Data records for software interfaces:
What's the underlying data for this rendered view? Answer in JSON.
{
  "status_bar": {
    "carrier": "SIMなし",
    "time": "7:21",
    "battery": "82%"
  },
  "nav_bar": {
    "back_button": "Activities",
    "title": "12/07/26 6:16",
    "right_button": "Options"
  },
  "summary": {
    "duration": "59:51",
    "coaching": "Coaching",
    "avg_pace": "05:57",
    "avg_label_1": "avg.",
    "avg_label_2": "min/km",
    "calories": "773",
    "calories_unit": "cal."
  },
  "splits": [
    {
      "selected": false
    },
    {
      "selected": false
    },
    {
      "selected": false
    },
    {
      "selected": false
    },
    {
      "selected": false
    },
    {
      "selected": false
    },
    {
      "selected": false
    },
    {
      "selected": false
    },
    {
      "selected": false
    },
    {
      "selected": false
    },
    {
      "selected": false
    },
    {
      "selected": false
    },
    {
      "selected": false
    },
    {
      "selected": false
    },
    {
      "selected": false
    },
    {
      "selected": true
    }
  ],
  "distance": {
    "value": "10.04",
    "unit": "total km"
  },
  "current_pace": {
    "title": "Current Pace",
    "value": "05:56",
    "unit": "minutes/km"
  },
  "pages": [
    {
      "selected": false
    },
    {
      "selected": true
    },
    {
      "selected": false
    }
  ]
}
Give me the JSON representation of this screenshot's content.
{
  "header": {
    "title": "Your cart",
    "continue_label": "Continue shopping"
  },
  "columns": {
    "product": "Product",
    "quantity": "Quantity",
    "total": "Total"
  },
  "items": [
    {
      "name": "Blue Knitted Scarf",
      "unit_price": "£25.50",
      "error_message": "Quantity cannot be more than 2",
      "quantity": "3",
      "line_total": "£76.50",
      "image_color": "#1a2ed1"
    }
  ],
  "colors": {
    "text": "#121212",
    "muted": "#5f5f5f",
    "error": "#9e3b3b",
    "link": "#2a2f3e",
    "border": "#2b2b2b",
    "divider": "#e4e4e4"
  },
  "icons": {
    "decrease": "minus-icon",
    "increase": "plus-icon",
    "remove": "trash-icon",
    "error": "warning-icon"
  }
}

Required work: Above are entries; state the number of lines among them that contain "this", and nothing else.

Solution: 2